Any Place Can Be a Sacred Space

Finding time and space for oneself is difficult in our busy days. Even several minutes during a day can provide for our inner selves renewal, restoration, rediscovery and reawakening. Perhaps time can be found as you walk the dog, or ride the subway/bus/drive to work, or just sit in a comfortable chair in a quiet place and journal or meditate.

Any place can be the needed sacred space. Some prefer a special space that speaks to their being while others look out the office or kitchen window and let their thoughts turn to God. During such times when we concentrate on things of the spirit you might address a specific intent or question; you might actually withdraw to a special place in your mind if not into an actual space; your listening skills are attuned to God; and then you reemerge into the ordinary daily activities.

Phoebe H. Brown (1783-1861) was a poor woman with a husband who was an unskilled laborer and often out of work. She had several children and other relatives under her care. She took a daily time for herself, which was often a walk through her neighborhood and wrote about it in this poem:

I love to steal awhile away

from every cumbering care,

and spend the hours of setting day

in humble, grateful prayer.


I love by faith to take a view

of brighter scenes in heaven;

The prospect doth my strength renew,

while here by tempests driven.


I love in solitude to shed

the penitential tear,

and all God’s promises to plead

where none but God can hear.


Thus, when life’s toilsome day is o’er

may its departing ray

be calm at this impressive hour,

and lead to endless day.


I love to think on mercies past,

and future good implore,

and all my cares and sorrows cast

on God whom I adore.

Mrs. Brown’s language, though stilted to our ears, speaks of her need each day to have space for prayer, for tears, for dreaming, for comfort, for a sense of calm in her faith. We can imagine that some days she came to this time in joy and at other times filled with sorrow and burdens. No matter her condition, it appears she returned to her ordinary life refreshed and restored with a renewed faith.

A contemporary hymn writer, Shirley Erena Murray puts her thoughts on finding sacred time and space this way:

            Come and find the quiet center in the crowded life we lead,

            find the room for hope to enter, find the frame where we are freed:

            Clear the chaos and the clutter, clear our eyes that we can see

            all the things that really matter, be at peace, and simply be.


May we all find the time and sacred space to listen to God and be the person God intends us to be.
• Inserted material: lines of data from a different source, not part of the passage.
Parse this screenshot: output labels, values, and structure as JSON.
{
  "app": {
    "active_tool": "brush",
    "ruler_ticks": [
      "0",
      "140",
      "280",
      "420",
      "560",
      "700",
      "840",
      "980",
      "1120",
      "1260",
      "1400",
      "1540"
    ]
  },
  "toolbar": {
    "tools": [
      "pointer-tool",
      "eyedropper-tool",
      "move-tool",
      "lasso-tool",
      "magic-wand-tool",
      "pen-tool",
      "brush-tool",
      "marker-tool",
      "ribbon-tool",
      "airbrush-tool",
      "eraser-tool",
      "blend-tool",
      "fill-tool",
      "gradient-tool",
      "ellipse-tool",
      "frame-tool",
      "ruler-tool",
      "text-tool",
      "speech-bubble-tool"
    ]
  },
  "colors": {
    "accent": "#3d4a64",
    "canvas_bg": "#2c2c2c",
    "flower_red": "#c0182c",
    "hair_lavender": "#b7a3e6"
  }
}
Joyce SohlJoyce D. Sohl has been Laywoman-in-Residence since 2009 as a full-time volunteer. She retired as CEO of United Methodist Women in 2004. She is the author of 4 books, a teacher, retreat leader, writer and non-professional musician. Here at the Center her work is in the area of Spirituality & the Arts with such programs as Tuesdays in the Chapel, Vespers & All That Jazz, Poet’s Corner, and quarterly retreats and art exhibits.